Having highlighted three storytelling sessions from FatE 2021, I want to mention one more moment, and it again involves Mossy Christian. At the end of Saturday, people gathered around a fire pit among the trees to listen to stories from Debs Newbold and music from Mossy Christian. Now, I come from a folky background and am used to these kind of events, but when he started to accompany himself singing Over the Hills and Far Away (John Tams’ theme song for the TV series ‘Sharpe’), and half the audience gently added their own voices to his, I found myself utterly caught by the specialness of the occasion, the location and the people at this wonderful weekend.
Some thoughts to consider (even better if...)
I have been unremittingly positive about FatE 21 in everything that I have written above, but that is an honest assessment of the festival as I experienced it. However, there are always things that are not quite right, and there were a few occasions when I was uncomfortable about the way that tellers approached their performances (particularly in relation to social justice).
My day job is in university teacher education, and one of the bug-bears of my geography colleagues is the treatment of Africa as having a single cultural identity. Although I am not a geographer, I was disappointed with the way that a west African tale was contextualised within a generalised ‘African culture’, complete with references to people in ‘loincloths’. Such a lack of criticality was also evident when one teller said, ‘Well, you know what women are like’, and followed it up with a gendered point about the wearing of perfume.

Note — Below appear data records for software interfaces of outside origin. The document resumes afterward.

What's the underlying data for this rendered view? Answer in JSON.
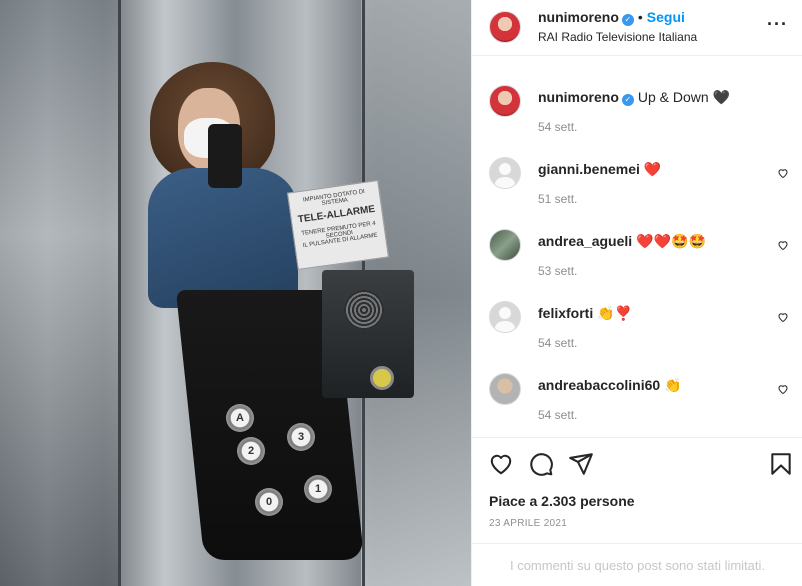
{
  "photo": {
    "sign_line1": "IMPIANTO DOTATO DI SISTEMA",
    "sign_title": "TELE-ALLARME",
    "sign_line2": "TENERE PREMUTO PER 4 SECONDI",
    "sign_line3": "IL PULSANTE DI ALLARME",
    "floor_buttons": [
      "A",
      "2",
      "3",
      "0",
      "1"
    ]
  },
  "header": {
    "username": "nunimoreno",
    "dot": "•",
    "follow_label": "Segui",
    "location": "RAI Radio Televisione Italiana",
    "more": "···"
  },
  "caption": {
    "username": "nunimoreno",
    "text": "Up & Down 🖤",
    "time": "54 sett."
  },
  "comments": [
    {
      "username": "gianni.benemei",
      "text": "❤️",
      "time": "51 sett."
    },
    {
      "username": "andrea_agueli",
      "text": "❤️❤️🤩🤩",
      "time": "53 sett."
    },
    {
      "username": "felixforti",
      "text": "👏❣️",
      "time": "54 sett."
    },
    {
      "username": "andreabaccolini60",
      "text": "👏",
      "time": "54 sett."
    }
  ],
  "actions": {
    "likes": "Piace a 2.303 persone",
    "date": "23 APRILE 2021",
    "limited": "I commenti su questo post sono stati limitati."
  },
  "icons": {
    "like": "heart-icon",
    "comment": "comment-icon",
    "share": "share-icon",
    "save": "bookmark-icon",
    "verified": "verified-badge-icon",
    "more": "more-options-icon"
  },
  "colors": {
    "accent": "#0095f6",
    "verified": "#3897f0",
    "muted": "#8e8e8e",
    "border": "#efefef"
  }
}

Of course, it would be possible to say such things in an ironic way that demonstrates the absurdity of such statements, but sadly there was no ironic intention here (as evidenced by further comments later in the set). I am not saying that tellers should be cancelled because their views (or at least the way they express them) are not sufficiently PC, but I am disappointed that we still have to have these kinds of conversations in 2021.
The FatE programme was helpfully labelled with age appropriateness guides, differentiating between performances that were family-friendly and those which had adult themes (or were complex). I was, therefore, disappointed to attend a supposedly family-friendly session in which the teller made repeated references to adult themes. It could be argued that children would not understand such adult references (including double-entendre), but this would mean that the children were intentionally excluded from sections of the performance. I am all for storytelling performances that work on multiple levels, but this is not the same as relying on jokes that only work behind the backs of the children present.
Festivals are the result of a lot of hard work from a large group of people. I can't imagine the stresses and strains of having to organise last weekend's events in the current circumstances, and it is a tribute to everyone involved that FatE happened at all. But FatE didn’t just happen; despite masks, social distancing and disinfection routines, I sensed that everyone present experienced an uplifting and affirming reminder of the power that storytelling has to celebrate oral culture and to bring people together. So, here’s looking forward to FatE 2022.